» What this task involves
Pull every line holding the word "access" from the data below and copy it.
Top of Input records
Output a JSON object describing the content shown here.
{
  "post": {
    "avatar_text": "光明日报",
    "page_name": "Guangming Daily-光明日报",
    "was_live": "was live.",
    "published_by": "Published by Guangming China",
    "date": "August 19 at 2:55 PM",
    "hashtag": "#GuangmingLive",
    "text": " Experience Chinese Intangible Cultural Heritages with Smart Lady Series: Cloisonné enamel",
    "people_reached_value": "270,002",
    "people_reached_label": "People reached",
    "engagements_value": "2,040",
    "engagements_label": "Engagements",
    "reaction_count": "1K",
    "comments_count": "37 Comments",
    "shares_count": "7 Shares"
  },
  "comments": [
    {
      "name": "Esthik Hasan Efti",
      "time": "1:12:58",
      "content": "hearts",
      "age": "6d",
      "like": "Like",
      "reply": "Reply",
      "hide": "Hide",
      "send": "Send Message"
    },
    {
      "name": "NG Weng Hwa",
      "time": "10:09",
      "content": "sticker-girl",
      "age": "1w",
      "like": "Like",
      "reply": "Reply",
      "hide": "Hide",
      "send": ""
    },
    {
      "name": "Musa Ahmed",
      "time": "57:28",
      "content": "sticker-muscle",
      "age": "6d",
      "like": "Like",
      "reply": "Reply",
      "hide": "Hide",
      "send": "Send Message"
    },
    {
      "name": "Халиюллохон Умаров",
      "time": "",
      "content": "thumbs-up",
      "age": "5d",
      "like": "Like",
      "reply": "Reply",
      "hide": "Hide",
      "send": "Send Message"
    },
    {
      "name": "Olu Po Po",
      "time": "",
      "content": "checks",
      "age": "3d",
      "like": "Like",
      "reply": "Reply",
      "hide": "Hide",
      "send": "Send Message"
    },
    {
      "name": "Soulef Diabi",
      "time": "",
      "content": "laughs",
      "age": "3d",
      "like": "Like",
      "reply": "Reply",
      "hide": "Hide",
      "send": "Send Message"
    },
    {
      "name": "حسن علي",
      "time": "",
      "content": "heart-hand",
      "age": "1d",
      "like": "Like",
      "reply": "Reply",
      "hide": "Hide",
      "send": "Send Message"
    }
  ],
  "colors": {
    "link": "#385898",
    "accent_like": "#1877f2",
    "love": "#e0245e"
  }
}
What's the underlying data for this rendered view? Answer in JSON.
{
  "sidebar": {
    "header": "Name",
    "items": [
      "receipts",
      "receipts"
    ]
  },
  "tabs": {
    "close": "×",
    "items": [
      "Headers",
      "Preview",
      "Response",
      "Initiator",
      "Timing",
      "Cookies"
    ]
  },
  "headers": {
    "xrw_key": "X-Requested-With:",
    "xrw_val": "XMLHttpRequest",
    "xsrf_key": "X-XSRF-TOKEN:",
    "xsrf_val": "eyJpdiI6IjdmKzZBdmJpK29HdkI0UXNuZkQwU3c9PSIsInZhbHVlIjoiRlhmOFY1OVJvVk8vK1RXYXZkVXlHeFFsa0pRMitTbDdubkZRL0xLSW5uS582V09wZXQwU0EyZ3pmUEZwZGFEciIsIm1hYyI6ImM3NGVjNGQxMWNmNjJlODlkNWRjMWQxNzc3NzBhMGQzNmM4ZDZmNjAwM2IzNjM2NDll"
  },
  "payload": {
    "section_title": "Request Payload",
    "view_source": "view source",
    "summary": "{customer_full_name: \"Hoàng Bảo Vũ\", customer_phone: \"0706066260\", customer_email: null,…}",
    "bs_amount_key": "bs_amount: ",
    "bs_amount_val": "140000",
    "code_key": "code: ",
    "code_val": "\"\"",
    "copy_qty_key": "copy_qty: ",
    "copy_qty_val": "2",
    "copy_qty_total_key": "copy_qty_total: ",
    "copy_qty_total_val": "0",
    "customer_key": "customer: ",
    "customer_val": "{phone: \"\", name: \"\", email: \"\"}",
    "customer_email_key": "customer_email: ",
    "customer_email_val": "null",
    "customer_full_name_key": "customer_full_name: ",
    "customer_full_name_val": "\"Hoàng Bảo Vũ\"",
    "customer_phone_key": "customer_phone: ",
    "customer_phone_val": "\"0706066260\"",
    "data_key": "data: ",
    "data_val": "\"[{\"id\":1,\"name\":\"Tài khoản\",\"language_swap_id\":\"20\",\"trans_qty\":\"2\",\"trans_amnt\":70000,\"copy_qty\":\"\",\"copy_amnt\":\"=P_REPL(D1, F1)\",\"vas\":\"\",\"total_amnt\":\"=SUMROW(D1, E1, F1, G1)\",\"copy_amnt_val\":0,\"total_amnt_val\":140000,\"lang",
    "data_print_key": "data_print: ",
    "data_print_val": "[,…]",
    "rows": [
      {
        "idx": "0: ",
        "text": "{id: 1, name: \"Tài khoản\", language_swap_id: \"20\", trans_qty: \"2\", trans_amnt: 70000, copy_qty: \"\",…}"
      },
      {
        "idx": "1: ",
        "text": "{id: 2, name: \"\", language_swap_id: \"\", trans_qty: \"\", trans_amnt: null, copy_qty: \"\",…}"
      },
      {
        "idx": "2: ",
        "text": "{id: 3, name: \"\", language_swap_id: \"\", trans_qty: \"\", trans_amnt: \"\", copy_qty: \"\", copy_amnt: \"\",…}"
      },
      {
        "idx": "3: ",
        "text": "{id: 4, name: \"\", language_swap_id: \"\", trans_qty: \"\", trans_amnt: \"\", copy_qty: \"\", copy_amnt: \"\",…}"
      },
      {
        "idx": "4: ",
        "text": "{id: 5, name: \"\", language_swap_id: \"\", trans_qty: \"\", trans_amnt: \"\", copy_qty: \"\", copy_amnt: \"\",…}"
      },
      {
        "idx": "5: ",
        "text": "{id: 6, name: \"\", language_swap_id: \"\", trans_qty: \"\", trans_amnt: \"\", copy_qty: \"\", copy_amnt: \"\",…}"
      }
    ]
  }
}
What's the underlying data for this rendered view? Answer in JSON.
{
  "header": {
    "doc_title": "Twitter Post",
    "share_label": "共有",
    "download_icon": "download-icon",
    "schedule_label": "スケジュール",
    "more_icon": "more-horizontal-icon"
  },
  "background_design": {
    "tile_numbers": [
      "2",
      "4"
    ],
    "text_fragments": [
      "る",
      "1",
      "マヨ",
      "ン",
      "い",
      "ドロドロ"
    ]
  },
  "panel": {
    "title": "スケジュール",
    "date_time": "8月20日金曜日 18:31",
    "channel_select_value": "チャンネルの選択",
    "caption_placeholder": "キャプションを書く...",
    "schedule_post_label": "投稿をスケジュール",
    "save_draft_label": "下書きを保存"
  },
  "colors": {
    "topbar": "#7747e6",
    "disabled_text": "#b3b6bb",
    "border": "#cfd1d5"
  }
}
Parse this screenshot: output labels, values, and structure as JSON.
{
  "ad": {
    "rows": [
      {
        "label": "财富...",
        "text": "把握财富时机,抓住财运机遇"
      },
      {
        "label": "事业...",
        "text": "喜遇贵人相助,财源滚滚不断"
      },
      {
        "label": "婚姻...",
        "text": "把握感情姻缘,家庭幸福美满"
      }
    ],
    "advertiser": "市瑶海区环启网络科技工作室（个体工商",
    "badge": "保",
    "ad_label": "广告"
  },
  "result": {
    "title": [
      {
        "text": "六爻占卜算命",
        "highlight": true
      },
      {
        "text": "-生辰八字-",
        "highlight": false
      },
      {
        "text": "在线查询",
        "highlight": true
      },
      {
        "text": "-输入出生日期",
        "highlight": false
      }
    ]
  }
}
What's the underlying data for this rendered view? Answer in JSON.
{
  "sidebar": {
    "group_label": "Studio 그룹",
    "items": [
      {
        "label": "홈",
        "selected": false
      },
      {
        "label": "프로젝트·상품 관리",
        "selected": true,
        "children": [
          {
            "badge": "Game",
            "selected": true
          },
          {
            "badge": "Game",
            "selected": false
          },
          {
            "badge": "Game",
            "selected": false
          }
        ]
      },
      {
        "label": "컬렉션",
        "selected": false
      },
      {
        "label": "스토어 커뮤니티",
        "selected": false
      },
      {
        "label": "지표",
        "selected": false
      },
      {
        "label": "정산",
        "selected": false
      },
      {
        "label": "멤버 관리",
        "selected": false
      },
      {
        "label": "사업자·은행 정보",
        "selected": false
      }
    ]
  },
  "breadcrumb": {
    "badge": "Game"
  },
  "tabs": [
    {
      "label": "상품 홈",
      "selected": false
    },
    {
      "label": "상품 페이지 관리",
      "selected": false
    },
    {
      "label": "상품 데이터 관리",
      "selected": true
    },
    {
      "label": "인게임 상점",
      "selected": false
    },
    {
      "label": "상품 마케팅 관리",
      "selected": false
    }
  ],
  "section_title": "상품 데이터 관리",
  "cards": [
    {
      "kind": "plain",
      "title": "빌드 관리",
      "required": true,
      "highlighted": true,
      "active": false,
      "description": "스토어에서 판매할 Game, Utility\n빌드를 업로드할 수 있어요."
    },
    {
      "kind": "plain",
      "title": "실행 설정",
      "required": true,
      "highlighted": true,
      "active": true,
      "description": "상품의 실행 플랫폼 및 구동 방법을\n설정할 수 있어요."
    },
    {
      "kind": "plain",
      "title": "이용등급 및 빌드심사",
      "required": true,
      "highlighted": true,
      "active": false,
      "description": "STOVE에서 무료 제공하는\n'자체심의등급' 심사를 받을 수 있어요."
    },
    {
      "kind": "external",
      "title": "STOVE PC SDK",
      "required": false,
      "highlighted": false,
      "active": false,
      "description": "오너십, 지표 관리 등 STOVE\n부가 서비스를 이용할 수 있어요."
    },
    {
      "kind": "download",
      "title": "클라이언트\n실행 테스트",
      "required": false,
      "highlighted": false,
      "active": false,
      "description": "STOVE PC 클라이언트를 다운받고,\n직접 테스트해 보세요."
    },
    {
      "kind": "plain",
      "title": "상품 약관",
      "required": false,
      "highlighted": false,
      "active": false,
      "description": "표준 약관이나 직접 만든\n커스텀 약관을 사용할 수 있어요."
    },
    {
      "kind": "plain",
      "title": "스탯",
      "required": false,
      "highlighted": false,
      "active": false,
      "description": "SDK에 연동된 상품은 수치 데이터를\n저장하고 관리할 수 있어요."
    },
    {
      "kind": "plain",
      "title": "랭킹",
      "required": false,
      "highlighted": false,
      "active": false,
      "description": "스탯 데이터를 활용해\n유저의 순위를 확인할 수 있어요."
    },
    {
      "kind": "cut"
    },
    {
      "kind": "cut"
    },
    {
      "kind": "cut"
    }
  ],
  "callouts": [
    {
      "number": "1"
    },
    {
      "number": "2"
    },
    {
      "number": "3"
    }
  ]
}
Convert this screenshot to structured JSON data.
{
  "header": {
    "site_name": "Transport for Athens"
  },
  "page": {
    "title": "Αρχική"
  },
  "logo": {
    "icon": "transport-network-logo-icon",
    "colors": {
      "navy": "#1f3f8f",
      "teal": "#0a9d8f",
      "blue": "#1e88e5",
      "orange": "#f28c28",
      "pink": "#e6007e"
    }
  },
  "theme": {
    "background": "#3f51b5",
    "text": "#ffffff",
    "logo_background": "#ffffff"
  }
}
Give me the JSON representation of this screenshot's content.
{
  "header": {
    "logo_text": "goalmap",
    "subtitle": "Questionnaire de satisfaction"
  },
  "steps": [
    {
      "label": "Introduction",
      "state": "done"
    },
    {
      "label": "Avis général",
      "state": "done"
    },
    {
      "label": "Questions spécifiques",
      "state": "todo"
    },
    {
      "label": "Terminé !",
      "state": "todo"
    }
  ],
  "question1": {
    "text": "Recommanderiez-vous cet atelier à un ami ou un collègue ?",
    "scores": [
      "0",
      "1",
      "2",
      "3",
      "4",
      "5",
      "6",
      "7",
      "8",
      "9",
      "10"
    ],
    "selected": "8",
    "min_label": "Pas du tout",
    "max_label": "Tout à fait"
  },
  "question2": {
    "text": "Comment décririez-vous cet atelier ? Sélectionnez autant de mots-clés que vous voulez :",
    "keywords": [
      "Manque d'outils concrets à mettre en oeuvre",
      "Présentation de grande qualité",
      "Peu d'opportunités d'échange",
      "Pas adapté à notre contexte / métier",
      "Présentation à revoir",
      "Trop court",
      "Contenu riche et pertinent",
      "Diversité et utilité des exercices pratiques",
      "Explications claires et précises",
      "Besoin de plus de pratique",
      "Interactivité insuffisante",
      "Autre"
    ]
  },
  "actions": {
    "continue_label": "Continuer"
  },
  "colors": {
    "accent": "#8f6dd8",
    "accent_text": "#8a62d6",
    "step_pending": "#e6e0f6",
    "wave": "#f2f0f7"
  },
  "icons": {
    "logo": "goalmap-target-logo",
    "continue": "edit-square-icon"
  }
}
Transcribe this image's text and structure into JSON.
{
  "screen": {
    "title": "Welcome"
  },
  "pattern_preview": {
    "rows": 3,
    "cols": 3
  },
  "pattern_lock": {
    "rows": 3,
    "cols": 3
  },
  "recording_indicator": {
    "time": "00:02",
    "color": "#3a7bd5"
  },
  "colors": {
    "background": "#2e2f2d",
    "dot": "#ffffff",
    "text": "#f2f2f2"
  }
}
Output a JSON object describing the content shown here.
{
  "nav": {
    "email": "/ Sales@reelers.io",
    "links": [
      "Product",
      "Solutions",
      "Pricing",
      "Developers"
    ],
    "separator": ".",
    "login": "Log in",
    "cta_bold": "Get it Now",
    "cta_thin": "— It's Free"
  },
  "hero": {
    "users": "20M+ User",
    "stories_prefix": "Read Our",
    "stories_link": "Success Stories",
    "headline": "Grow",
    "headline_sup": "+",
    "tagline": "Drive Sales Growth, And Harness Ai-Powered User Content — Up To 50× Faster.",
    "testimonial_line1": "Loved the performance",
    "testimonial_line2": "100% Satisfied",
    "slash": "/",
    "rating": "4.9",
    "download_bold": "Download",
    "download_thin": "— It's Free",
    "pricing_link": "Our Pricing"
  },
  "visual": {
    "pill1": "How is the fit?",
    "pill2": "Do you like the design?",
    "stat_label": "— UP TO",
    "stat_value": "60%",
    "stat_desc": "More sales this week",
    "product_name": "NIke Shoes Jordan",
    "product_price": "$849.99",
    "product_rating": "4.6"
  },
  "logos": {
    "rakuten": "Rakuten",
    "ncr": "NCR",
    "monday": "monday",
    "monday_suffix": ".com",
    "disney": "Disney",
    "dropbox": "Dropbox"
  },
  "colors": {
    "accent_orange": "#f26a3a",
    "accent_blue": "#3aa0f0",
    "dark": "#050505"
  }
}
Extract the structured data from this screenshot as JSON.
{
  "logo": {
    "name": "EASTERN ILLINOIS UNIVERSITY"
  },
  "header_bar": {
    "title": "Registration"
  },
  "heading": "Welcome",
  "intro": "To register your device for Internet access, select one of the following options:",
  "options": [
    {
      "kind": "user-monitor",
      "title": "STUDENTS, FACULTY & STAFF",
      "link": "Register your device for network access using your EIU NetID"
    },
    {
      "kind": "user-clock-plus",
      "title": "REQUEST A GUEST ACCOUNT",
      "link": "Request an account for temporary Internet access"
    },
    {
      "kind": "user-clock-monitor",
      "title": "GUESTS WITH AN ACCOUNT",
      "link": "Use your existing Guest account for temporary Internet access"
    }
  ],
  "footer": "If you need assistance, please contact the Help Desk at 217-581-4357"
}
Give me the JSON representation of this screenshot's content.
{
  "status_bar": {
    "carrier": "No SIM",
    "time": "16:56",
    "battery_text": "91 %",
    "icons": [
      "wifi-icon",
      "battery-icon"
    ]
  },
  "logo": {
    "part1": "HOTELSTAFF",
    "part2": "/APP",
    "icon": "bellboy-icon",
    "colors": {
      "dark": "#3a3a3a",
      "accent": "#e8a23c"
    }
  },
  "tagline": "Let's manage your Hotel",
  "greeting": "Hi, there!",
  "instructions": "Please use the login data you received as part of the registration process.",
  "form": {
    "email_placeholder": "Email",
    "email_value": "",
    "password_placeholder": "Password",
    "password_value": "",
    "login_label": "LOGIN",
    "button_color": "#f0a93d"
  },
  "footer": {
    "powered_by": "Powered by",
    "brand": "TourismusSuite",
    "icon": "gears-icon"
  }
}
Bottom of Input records
» Solved problem
  "intro": "To register your device for Internet access, select one of the following options:",
      "link": "Register your device for network access using your EIU NetID"
      "link": "Request an account for temporary Internet access"
      "link": "Use your existing Guest account for temporary Internet access"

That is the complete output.